Just how stressful to the human body is running a marathon? This and other questions regarding marathon running were addressed at The Marathon: Physiological, Medical, Epidemiological, and Psychological Studies conference in The boldest theory regarding marathon running was made by Dr.

Tom Basslerwho suggested that the stress of running a marathon built immunity to the development of fatty deposits within coronary arteries. In other words, running a marathon prevents coronary artery disease CAD.

Bassler compared marathon runners to the heart-disease-free Masai warriors and Tarahumara Indians in that they all maintain active lifestyles, eat healthy diets, and have enlarged and wide-bore coronary arteries. After reviewing the cause of death in marathon runners from the previous 10 years, Bassler claimed that "there have been no reports of fatal, histologically proven, [CAD] deaths among 42K men.

To his credit, Bassler also acknowledged that a low-fat diet and abstention from smoking play important roles in developing immunity to heart disease. Bassler concluded that whether running a marathon offered absolute protection from CAD would be proven within the following 10 years.

Just What Does Running a Marathon Do to Your Body?

Noakes bolstered his opposition with a follow-up report on a total of 36 documented cases of heart attacks or sudden death in marathon runners prior to Angiography, autopsy, or electrocardiographic results were available for 27 of the runners, 25 of whom had some degree of CAD.

Sudden death occurred in 22 of the 36 runners, with 19 of those deaths occurring during, immediately after, or within 24 hours after running a marathon or a long training run.

While this report clearly showed that marathon running alone does not guarantee a life free of CAD, it should be noted that the contributing factors of smoking and diet mentioned by Bassler were not addressed. Jim Fixx was an overweight, overstressed smoker whose father suffered a heart attack at the age of 35 and died eight years later.

Rehabilitation of a tennis injury motivated Fixx to start running to the point that he completed several marathons and wrote the bestseller The Complete Book of Running. Unfortunately, his passion for running came to an end along a Vermont road in when, in the middle of a run, Jim Fixx died of a heart attack.

An autopsy found a complete blockage in one coronary artery, an 80 percent blockage in another, and signs of previous heart attacks. While true, the risk for sudden death is greater in marathon runners who, similar to Fixx, have a positive family history, elevated cholesterol, and warning signs such as angina, nausea, and epigastric discomfort Noakes This was confirmed by Maron et al.

Out ofrunners, there were four deaths, three men and one woman.
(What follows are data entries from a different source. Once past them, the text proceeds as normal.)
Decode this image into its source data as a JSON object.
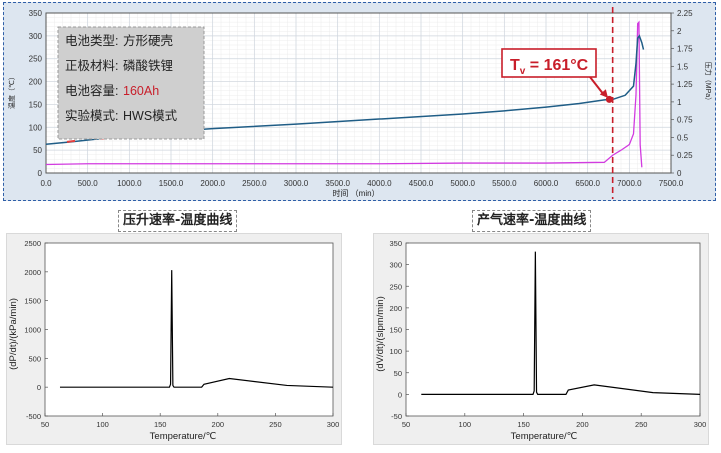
{
  "main": {
    "info_box": {
      "rows": [
        {
          "label": "电池类型:",
          "value": "方形硬壳"
        },
        {
          "label": "正极材料:",
          "value": "磷酸铁锂"
        },
        {
          "label": "电池容量:",
          "value": "160Ah"
        },
        {
          "label": "实验模式:",
          "value": "HWS模式"
        }
      ]
    },
    "callout": {
      "prefix": "T",
      "subscript": "v",
      "text": " = 161°C"
    }
  },
  "colors": {
    "temperature": "#1f5d86",
    "pressure": "#d23be0",
    "marker": "#c81e2a",
    "sub_line": "#000000"
  },
  "chart_data": [
    {
      "type": "line",
      "xlabel": "时间 （min）",
      "ylabel": "温度（℃）",
      "y2label": "压力（MPa）",
      "xlim": [
        0,
        7500
      ],
      "ylim": [
        0,
        350
      ],
      "y2lim": [
        0,
        2.25
      ],
      "x_ticks": [
        "0.0",
        "500.0",
        "1000.0",
        "1500.0",
        "2000.0",
        "2500.0",
        "3000.0",
        "3500.0",
        "4000.0",
        "4500.0",
        "5000.0",
        "5500.0",
        "6000.0",
        "6500.0",
        "7000.0",
        "7500.0"
      ],
      "y_ticks": [
        "0",
        "50",
        "100",
        "150",
        "200",
        "250",
        "300",
        "350"
      ],
      "y2_ticks": [
        "0",
        "0.25",
        "0.5",
        "0.75",
        "1",
        "1.25",
        "1.5",
        "1.75",
        "2",
        "2.25"
      ],
      "grid": true,
      "vline_x": 6800,
      "series": [
        {
          "axis": "left",
          "x": [
            0,
            300,
            700,
            1000,
            1500,
            2000,
            3000,
            4000,
            5000,
            5500,
            6000,
            6400,
            6700,
            6800,
            6950,
            7050,
            7080,
            7100,
            7120,
            7150,
            7170
          ],
          "y": [
            63,
            68,
            76,
            82,
            91,
            97,
            107,
            118,
            129,
            136,
            144,
            152,
            160,
            161,
            170,
            190,
            240,
            295,
            300,
            285,
            270
          ]
        },
        {
          "axis": "right",
          "x": [
            0,
            500,
            1000,
            2000,
            3000,
            4000,
            5000,
            6000,
            6700,
            6800,
            6900,
            7000,
            7050,
            7080,
            7100,
            7115,
            7130,
            7150
          ],
          "y": [
            0.12,
            0.13,
            0.13,
            0.13,
            0.13,
            0.13,
            0.14,
            0.14,
            0.15,
            0.25,
            0.32,
            0.4,
            0.55,
            1.1,
            2.1,
            2.12,
            0.4,
            0.08
          ]
        },
        {
          "axis": "left",
          "x": [
            300,
            700,
            1000,
            1500
          ],
          "y": [
            68,
            75,
            82,
            90
          ]
        }
      ]
    },
    {
      "type": "line",
      "title": "压升速率-温度曲线",
      "xlabel": "Temperature/℃",
      "ylabel": "(dP/dt)/(kPa/min)",
      "xlim": [
        50,
        300
      ],
      "ylim": [
        -500,
        2500
      ],
      "x_ticks": [
        "50",
        "100",
        "150",
        "200",
        "250",
        "300"
      ],
      "y_ticks": [
        "-500",
        "0",
        "500",
        "1000",
        "1500",
        "2000",
        "2500"
      ],
      "x": [
        63,
        100,
        150,
        158,
        159,
        160,
        161,
        162,
        186,
        188,
        210,
        260,
        300
      ],
      "y": [
        0,
        0,
        0,
        0,
        50,
        2030,
        30,
        0,
        0,
        50,
        150,
        30,
        0
      ]
    },
    {
      "type": "line",
      "title": "产气速率-温度曲线",
      "xlabel": "Temperature/℃",
      "ylabel": "(dV/dt)/(slpm/min)",
      "xlim": [
        50,
        300
      ],
      "ylim": [
        -50,
        350
      ],
      "x_ticks": [
        "50",
        "100",
        "150",
        "200",
        "250",
        "300"
      ],
      "y_ticks": [
        "-50",
        "0",
        "50",
        "100",
        "150",
        "200",
        "250",
        "300",
        "350"
      ],
      "x": [
        63,
        100,
        150,
        158,
        159,
        160,
        161,
        162,
        186,
        188,
        210,
        260,
        300
      ],
      "y": [
        0,
        0,
        0,
        0,
        8,
        330,
        5,
        0,
        0,
        10,
        22,
        4,
        0
      ]
    }
  ]
}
One of the men experienced chest pains at mile 20 and died 15 minutes after finishing, while the other three runners died on the course.

Two of the men had significant blockage greater than 50 percent in three arteries, and the other had significant blockage in two arteries.The decrease in running economy during a triathlon and/or a marathon could be largely linked to physiological factors such as the enhancement of core temperature and a lack of fluid balance.

Moreover, the increase in circulating free fatty acids and glycerol at the end of these long exercise durations bear witness to the decrease in Cr values. The decrease in running economy during a triathlon and/or a marathon could be largely linked to physiological factors such as the enhancement of core temperature and a .

The marathon demands respect. The physiological and psychological demands are extreme; therefore, you must plan your preparation intelligently and thoroughly. The decrease in running economy during a triathlon and/or a marathon could be largely linked to physiological factors such as the enhancement of core temperature and a lack of fluid balance.

The aim of the marathon is to maintain a high power output over the official km distance, a feat which requires substantial physical and psychological preparedness (John A. Hawley & Fiona J.

Physiological demands of the marathon

Spargo, ; McLaughlin, Howley, . Summary. Performance in marathon running is influenced by a variety of factors, most of which are of a physiological nature. Accordingly, the marathon runner must rely .

Marathon Runner Requirements | Healthy Living